§ **RECORDS FOR PROCESSING**

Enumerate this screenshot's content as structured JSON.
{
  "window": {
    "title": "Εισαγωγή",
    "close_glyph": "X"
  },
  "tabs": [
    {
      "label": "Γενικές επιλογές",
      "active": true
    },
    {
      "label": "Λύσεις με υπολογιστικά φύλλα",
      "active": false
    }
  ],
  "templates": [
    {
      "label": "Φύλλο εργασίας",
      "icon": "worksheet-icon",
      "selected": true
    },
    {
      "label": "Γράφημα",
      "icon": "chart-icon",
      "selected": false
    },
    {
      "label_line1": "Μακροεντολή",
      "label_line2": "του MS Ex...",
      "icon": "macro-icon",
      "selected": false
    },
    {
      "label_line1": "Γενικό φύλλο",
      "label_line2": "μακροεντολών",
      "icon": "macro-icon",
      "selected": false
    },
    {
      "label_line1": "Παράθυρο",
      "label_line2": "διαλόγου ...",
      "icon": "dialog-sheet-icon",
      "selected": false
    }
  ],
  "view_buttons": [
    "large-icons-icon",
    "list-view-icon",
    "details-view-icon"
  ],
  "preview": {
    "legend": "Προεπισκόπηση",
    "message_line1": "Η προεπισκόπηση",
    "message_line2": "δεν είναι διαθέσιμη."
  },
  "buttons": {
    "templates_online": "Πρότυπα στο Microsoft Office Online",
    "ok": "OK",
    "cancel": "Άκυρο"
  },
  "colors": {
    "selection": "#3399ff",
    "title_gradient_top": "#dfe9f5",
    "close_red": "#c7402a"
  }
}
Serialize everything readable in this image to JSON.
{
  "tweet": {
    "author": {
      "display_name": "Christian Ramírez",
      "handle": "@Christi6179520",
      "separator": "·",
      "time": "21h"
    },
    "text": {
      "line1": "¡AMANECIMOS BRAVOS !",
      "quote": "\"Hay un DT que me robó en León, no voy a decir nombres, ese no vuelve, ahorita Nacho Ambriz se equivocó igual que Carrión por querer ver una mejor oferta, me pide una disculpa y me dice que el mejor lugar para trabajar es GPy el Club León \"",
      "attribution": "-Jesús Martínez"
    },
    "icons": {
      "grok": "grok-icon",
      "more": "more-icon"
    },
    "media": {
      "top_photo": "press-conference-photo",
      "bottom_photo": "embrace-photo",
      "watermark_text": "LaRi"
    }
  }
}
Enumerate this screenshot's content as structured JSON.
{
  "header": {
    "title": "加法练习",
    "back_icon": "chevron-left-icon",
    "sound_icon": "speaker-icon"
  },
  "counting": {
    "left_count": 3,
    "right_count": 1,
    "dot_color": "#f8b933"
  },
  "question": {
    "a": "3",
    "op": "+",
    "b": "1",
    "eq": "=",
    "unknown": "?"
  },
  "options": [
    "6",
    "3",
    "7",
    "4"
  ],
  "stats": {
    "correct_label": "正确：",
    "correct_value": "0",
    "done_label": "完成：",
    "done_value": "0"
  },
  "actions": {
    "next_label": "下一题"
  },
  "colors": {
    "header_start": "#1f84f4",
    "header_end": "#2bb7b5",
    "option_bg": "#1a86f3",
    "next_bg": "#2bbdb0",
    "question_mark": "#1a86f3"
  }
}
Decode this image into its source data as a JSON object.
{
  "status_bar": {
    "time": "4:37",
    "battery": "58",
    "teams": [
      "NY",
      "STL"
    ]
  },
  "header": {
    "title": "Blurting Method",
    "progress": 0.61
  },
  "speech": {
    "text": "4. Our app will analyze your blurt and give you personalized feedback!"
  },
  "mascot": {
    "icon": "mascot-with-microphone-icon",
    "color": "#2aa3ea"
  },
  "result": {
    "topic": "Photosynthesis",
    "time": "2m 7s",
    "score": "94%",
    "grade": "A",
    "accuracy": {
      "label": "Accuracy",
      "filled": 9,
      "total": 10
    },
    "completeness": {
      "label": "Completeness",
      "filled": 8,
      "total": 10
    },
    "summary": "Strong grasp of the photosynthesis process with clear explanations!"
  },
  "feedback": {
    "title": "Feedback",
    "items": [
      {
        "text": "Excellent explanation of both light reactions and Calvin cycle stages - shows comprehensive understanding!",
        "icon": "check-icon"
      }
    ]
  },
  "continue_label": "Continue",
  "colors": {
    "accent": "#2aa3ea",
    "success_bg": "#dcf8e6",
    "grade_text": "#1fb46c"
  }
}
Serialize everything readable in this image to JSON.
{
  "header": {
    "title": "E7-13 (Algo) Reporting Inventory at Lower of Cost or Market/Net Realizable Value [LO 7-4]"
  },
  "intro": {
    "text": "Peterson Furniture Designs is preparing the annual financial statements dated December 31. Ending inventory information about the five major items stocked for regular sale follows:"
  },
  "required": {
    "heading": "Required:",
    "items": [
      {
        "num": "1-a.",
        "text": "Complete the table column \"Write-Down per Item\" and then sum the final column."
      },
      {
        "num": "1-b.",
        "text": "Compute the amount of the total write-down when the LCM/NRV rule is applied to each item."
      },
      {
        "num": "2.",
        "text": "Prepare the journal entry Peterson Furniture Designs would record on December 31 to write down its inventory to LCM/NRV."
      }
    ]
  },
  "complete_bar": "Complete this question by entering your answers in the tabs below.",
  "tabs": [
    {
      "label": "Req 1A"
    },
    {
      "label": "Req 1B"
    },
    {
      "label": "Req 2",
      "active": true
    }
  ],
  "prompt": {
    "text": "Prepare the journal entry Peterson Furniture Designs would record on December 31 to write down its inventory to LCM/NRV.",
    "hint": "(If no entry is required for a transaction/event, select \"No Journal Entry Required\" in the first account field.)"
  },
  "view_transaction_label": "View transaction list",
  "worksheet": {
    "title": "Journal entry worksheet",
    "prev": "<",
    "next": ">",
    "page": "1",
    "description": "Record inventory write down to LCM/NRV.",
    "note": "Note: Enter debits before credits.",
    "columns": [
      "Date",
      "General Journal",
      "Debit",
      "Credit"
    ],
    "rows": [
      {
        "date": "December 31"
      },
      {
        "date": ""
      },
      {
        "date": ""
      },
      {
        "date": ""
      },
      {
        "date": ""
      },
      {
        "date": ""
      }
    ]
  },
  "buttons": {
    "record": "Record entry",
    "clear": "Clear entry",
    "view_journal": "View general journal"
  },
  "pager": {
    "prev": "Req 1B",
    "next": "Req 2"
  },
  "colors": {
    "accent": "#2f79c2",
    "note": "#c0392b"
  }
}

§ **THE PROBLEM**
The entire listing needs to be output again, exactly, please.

§ **REPLY TO THE TASK**
Enumerate this screenshot's content as structured JSON.
{
  "window": {
    "title": "Εισαγωγή",
    "close_glyph": "X"
  },
  "tabs": [
    {
      "label": "Γενικές επιλογές",
      "active": true
    },
    {
      "label": "Λύσεις με υπολογιστικά φύλλα",
      "active": false
    }
  ],
  "templates": [
    {
      "label": "Φύλλο εργασίας",
      "icon": "worksheet-icon",
      "selected": true
    },
    {
      "label": "Γράφημα",
      "icon": "chart-icon",
      "selected": false
    },
    {
      "label_line1": "Μακροεντολή",
      "label_line2": "του MS Ex...",
      "icon": "macro-icon",
      "selected": false
    },
    {
      "label_line1": "Γενικό φύλλο",
      "label_line2": "μακροεντολών",
      "icon": "macro-icon",
      "selected": false
    },
    {
      "label_line1": "Παράθυρο",
      "label_line2": "διαλόγου ...",
      "icon": "dialog-sheet-icon",
      "selected": false
    }
  ],
  "view_buttons": [
    "large-icons-icon",
    "list-view-icon",
    "details-view-icon"
  ],
  "preview": {
    "legend": "Προεπισκόπηση",
    "message_line1": "Η προεπισκόπηση",
    "message_line2": "δεν είναι διαθέσιμη."
  },
  "buttons": {
    "templates_online": "Πρότυπα στο Microsoft Office Online",
    "ok": "OK",
    "cancel": "Άκυρο"
  },
  "colors": {
    "selection": "#3399ff",
    "title_gradient_top": "#dfe9f5",
    "close_red": "#c7402a"
  }
}
Serialize everything readable in this image to JSON.
{
  "tweet": {
    "author": {
      "display_name": "Christian Ramírez",
      "handle": "@Christi6179520",
      "separator": "·",
      "time": "21h"
    },
    "text": {
      "line1": "¡AMANECIMOS BRAVOS !",
      "quote": "\"Hay un DT que me robó en León, no voy a decir nombres, ese no vuelve, ahorita Nacho Ambriz se equivocó igual que Carrión por querer ver una mejor oferta, me pide una disculpa y me dice que el mejor lugar para trabajar es GPy el Club León \"",
      "attribution": "-Jesús Martínez"
    },
    "icons": {
      "grok": "grok-icon",
      "more": "more-icon"
    },
    "media": {
      "top_photo": "press-conference-photo",
      "bottom_photo": "embrace-photo",
      "watermark_text": "LaRi"
    }
  }
}
Enumerate this screenshot's content as structured JSON.
{
  "header": {
    "title": "加法练习",
    "back_icon": "chevron-left-icon",
    "sound_icon": "speaker-icon"
  },
  "counting": {
    "left_count": 3,
    "right_count": 1,
    "dot_color": "#f8b933"
  },
  "question": {
    "a": "3",
    "op": "+",
    "b": "1",
    "eq": "=",
    "unknown": "?"
  },
  "options": [
    "6",
    "3",
    "7",
    "4"
  ],
  "stats": {
    "correct_label": "正确：",
    "correct_value": "0",
    "done_label": "完成：",
    "done_value": "0"
  },
  "actions": {
    "next_label": "下一题"
  },
  "colors": {
    "header_start": "#1f84f4",
    "header_end": "#2bb7b5",
    "option_bg": "#1a86f3",
    "next_bg": "#2bbdb0",
    "question_mark": "#1a86f3"
  }
}
Decode this image into its source data as a JSON object.
{
  "status_bar": {
    "time": "4:37",
    "battery": "58",
    "teams": [
      "NY",
      "STL"
    ]
  },
  "header": {
    "title": "Blurting Method",
    "progress": 0.61
  },
  "speech": {
    "text": "4. Our app will analyze your blurt and give you personalized feedback!"
  },
  "mascot": {
    "icon": "mascot-with-microphone-icon",
    "color": "#2aa3ea"
  },
  "result": {
    "topic": "Photosynthesis",
    "time": "2m 7s",
    "score": "94%",
    "grade": "A",
    "accuracy": {
      "label": "Accuracy",
      "filled": 9,
      "total": 10
    },
    "completeness": {
      "label": "Completeness",
      "filled": 8,
      "total": 10
    },
    "summary": "Strong grasp of the photosynthesis process with clear explanations!"
  },
  "feedback": {
    "title": "Feedback",
    "items": [
      {
        "text": "Excellent explanation of both light reactions and Calvin cycle stages - shows comprehensive understanding!",
        "icon": "check-icon"
      }
    ]
  },
  "continue_label": "Continue",
  "colors": {
    "accent": "#2aa3ea",
    "success_bg": "#dcf8e6",
    "grade_text": "#1fb46c"
  }
}
Serialize everything readable in this image to JSON.
{
  "header": {
    "title": "E7-13 (Algo) Reporting Inventory at Lower of Cost or Market/Net Realizable Value [LO 7-4]"
  },
  "intro": {
    "text": "Peterson Furniture Designs is preparing the annual financial statements dated December 31. Ending inventory information about the five major items stocked for regular sale follows:"
  },
  "required": {
    "heading": "Required:",
    "items": [
      {
        "num": "1-a.",
        "text": "Complete the table column \"Write-Down per Item\" and then sum the final column."
      },
      {
        "num": "1-b.",
        "text": "Compute the amount of the total write-down when the LCM/NRV rule is applied to each item."
      },
      {
        "num": "2.",
        "text": "Prepare the journal entry Peterson Furniture Designs would record on December 31 to write down its inventory to LCM/NRV."
      }
    ]
  },
  "complete_bar": "Complete this question by entering your answers in the tabs below.",
  "tabs": [
    {
      "label": "Req 1A"
    },
    {
      "label": "Req 1B"
    },
    {
      "label": "Req 2",
      "active": true
    }
  ],
  "prompt": {
    "text": "Prepare the journal entry Peterson Furniture Designs would record on December 31 to write down its inventory to LCM/NRV.",
    "hint": "(If no entry is required for a transaction/event, select \"No Journal Entry Required\" in the first account field.)"
  },
  "view_transaction_label": "View transaction list",
  "worksheet": {
    "title": "Journal entry worksheet",
    "prev": "<",
    "next": ">",
    "page": "1",
    "description": "Record inventory write down to LCM/NRV.",
    "note": "Note: Enter debits before credits.",
    "columns": [
      "Date",
      "General Journal",
      "Debit",
      "Credit"
    ],
    "rows": [
      {
        "date": "December 31"
      },
      {
        "date": ""
      },
      {
        "date": ""
      },
      {
        "date": ""
      },
      {
        "date": ""
      },
      {
        "date": ""
      }
    ]
  },
  "buttons": {
    "record": "Record entry",
    "clear": "Clear entry",
    "view_journal": "View general journal"
  },
  "pager": {
    "prev": "Req 1B",
    "next": "Req 2"
  },
  "colors": {
    "accent": "#2f79c2",
    "note": "#c0392b"
  }
}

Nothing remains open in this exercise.